**Problem details:** Check every line of the material below for the string "name", and return the ones that have it.
───
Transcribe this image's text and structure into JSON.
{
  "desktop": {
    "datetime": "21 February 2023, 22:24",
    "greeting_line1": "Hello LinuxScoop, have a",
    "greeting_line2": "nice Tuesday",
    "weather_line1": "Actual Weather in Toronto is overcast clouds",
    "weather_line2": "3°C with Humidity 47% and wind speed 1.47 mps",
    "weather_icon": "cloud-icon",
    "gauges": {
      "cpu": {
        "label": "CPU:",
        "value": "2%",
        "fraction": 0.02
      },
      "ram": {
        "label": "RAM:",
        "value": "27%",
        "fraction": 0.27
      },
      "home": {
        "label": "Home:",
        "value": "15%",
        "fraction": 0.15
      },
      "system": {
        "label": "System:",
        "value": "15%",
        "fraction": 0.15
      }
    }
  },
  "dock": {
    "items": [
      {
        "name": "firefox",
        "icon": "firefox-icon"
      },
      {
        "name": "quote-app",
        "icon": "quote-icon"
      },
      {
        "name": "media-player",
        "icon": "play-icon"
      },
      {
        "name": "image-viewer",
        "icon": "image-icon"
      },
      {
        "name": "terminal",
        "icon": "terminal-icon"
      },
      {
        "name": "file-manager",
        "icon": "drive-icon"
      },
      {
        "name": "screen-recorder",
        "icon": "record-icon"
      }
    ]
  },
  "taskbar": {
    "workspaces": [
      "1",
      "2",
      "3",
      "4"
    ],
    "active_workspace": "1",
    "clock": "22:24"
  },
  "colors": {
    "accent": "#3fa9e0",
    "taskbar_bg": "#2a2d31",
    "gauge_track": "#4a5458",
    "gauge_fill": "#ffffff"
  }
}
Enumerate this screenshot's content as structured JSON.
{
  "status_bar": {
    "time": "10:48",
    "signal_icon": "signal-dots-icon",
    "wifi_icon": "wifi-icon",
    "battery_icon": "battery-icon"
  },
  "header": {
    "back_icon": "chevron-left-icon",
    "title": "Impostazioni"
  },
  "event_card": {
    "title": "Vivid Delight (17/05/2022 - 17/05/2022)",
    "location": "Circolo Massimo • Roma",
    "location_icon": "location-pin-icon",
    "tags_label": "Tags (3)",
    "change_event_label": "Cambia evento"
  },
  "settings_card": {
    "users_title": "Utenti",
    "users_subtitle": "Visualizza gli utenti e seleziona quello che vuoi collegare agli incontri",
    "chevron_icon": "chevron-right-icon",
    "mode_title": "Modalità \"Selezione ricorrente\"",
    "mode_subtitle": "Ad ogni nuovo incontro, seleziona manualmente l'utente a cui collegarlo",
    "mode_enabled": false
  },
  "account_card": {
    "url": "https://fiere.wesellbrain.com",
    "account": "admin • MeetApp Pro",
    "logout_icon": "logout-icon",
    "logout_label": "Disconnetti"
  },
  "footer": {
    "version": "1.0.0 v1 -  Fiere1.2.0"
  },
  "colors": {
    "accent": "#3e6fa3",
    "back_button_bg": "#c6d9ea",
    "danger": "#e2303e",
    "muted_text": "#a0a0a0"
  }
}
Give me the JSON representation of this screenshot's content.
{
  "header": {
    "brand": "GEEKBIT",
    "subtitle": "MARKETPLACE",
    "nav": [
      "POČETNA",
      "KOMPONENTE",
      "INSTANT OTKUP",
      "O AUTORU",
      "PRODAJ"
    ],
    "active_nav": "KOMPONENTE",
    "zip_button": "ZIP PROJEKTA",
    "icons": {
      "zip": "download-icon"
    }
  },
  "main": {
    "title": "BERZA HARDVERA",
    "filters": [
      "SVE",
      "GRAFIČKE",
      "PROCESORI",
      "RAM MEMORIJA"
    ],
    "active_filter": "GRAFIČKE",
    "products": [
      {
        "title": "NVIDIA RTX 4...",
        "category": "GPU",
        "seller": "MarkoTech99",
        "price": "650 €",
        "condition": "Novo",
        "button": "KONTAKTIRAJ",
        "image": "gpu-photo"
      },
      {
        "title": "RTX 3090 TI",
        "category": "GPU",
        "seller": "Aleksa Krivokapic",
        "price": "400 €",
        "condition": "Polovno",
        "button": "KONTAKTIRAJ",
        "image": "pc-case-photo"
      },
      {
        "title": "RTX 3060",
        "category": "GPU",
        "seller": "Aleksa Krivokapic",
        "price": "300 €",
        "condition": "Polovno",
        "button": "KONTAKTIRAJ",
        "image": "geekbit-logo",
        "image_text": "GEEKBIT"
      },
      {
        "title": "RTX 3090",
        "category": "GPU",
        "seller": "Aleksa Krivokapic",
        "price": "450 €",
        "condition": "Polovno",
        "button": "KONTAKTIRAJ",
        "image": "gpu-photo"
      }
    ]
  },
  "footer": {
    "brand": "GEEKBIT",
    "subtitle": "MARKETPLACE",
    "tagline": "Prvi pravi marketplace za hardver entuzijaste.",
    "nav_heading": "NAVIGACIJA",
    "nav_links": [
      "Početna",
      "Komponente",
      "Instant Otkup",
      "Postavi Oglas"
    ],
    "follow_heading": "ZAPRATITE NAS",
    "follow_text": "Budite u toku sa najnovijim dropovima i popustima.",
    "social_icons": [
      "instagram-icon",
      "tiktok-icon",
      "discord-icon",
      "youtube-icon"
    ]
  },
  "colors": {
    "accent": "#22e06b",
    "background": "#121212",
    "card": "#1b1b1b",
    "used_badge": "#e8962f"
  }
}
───
**Output below:**
        "name": "firefox",
        "name": "quote-app",
        "name": "media-player",
        "name": "image-viewer",
        "name": "terminal",
        "name": "file-manager",
        "name": "screen-recorder",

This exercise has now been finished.